Over the years I heard many controversies about Burning Man and even my gypsy/ hippie/ artist self resisted to go. But the perception of beauty is quite subjective and as soon as my lovely friend Stephanie wrote about her 2014 experience I knew I had to be there, with her. In the article she shares her poetic point of view of an artist, writer, designer, a true burner.
There were so many blessings and life lessons that came with attending Burning Man, some of them I am still digesting and to write it all down would be less like a blog post, and more like a book. It wasn’t all flowers… my tent had more sand than the desert itself, opportunities to shower were scarce, taking yoga classes surrounded by naked people were a bit too much for my eyesight, on my last night I thought I was going to freeze to death, coughing blood was no fun and I saw more people doing drugs than I feel comfortable with.
But I will forever carry with me the imprint of a week where I was in constant awe for what man is capable of creating out of nothing, where my inspiration reached a peak like never before, where I experienced joy to a point of ecstasy (hence, I don’t do drugs), where I prayed and cried on a temporary sort of pop up temple and wrote love letters for the ones I lost, where my days magically unfold completely unplanned, where I had deep conversations about life, spirituality and even business that changed me forever, where I was in love with humanity, with every single person that crossed my path, where I witnessed more acts of kindness than in a religious setting, where I was constant being hugged, gifted and invited for gatherings, where it felt like home. It felt like the perfect city – one that you learn to love, and you learn to let it go to ashes so it can be reinvented again – isn’t that true love after all?

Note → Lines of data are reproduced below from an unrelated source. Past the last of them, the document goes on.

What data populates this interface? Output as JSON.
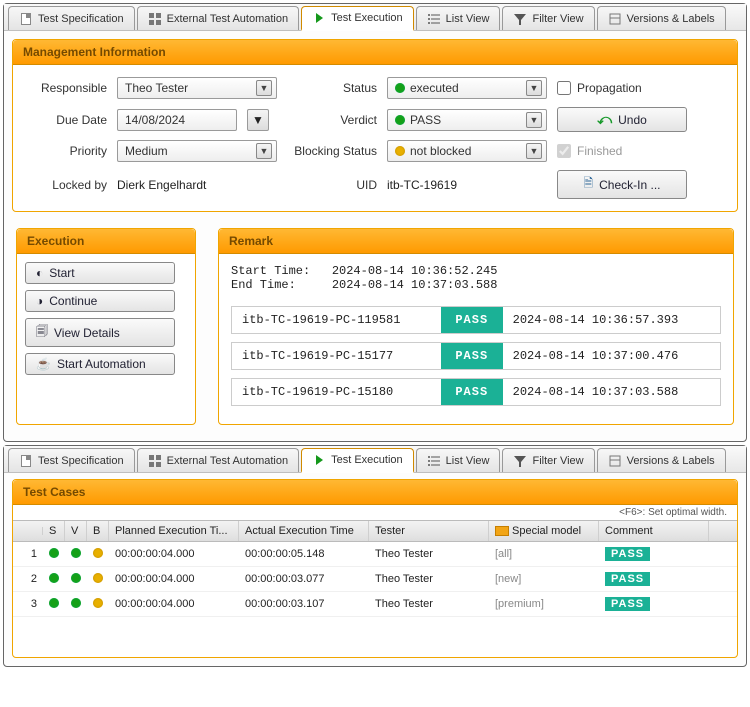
{
  "tabs": {
    "spec": "Test Specification",
    "ext": "External Test Automation",
    "exec": "Test Execution",
    "list": "List View",
    "filter": "Filter View",
    "versions": "Versions & Labels"
  },
  "management": {
    "title": "Management Information",
    "labels": {
      "responsible": "Responsible",
      "dueDate": "Due Date",
      "priority": "Priority",
      "lockedBy": "Locked by",
      "status": "Status",
      "verdict": "Verdict",
      "blocking": "Blocking Status",
      "uid": "UID",
      "propagation": "Propagation",
      "finished": "Finished"
    },
    "values": {
      "responsible": "Theo Tester",
      "dueDate": "14/08/2024",
      "priority": "Medium",
      "lockedBy": "Dierk Engelhardt",
      "status": "executed",
      "verdict": "PASS",
      "blocking": "not blocked",
      "uid": "itb-TC-19619"
    },
    "buttons": {
      "undo": "Undo",
      "checkin": "Check-In ..."
    }
  },
  "execution": {
    "title": "Execution",
    "buttons": {
      "start": "Start",
      "continue": "Continue",
      "viewDetails": "View Details",
      "startAutomation": "Start Automation"
    }
  },
  "remark": {
    "title": "Remark",
    "startLabel": "Start Time:",
    "endLabel": "End Time:",
    "startTime": "2024-08-14 10:36:52.245",
    "endTime": "2024-08-14 10:37:03.588",
    "entries": [
      {
        "id": "itb-TC-19619-PC-119581",
        "badge": "PASS",
        "ts": "2024-08-14 10:36:57.393"
      },
      {
        "id": "itb-TC-19619-PC-15177",
        "badge": "PASS",
        "ts": "2024-08-14 10:37:00.476"
      },
      {
        "id": "itb-TC-19619-PC-15180",
        "badge": "PASS",
        "ts": "2024-08-14 10:37:03.588"
      }
    ]
  },
  "testcases": {
    "title": "Test Cases",
    "hint": "<F6>: Set optimal width.",
    "columns": {
      "s": "S",
      "v": "V",
      "b": "B",
      "planned": "Planned Execution Ti...",
      "actual": "Actual Execution Time",
      "tester": "Tester",
      "special": "Special model",
      "comment": "Comment"
    },
    "rows": [
      {
        "n": "1",
        "planned": "00:00:00:04.000",
        "actual": "00:00:00:05.148",
        "tester": "Theo Tester",
        "special": "[all]",
        "comment": "PASS"
      },
      {
        "n": "2",
        "planned": "00:00:00:04.000",
        "actual": "00:00:00:03.077",
        "tester": "Theo Tester",
        "special": "[new]",
        "comment": "PASS"
      },
      {
        "n": "3",
        "planned": "00:00:00:04.000",
        "actual": "00:00:00:03.107",
        "tester": "Theo Tester",
        "special": "[premium]",
        "comment": "PASS"
      }
    ]
  }
}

I miss everything about that magical week, and I am still adapting to the ‘real world’… where watching TV seems absurd, where life in a high rise and a luxury car seems unnecessary, walking on a street with no one hugging me feels utterly painful, eating by myself, with utensils, table and chair seems foreign, and even worst, looking at people’s eyes and seeing no spark in them seems terribly sad.
The photo above sums up my experience at Burning Man: spontaneity, magic, goosebumps, brotherhood, mysticism, self-expression, art on the go and a whole lot of dust.
Travel isn’t always pretty. It isn’t always comfortable. Sometimes it hurts, it even breaks your heart. But that’s okay. The journey changes you; it should change you. It leaves marks on your memory, on your consciousness, on your heart, and on your body. You take something with you. Hopefully, you leave something good behind. ― Anthony Bourdain, No Reservations: Around the World on an Empty Stomach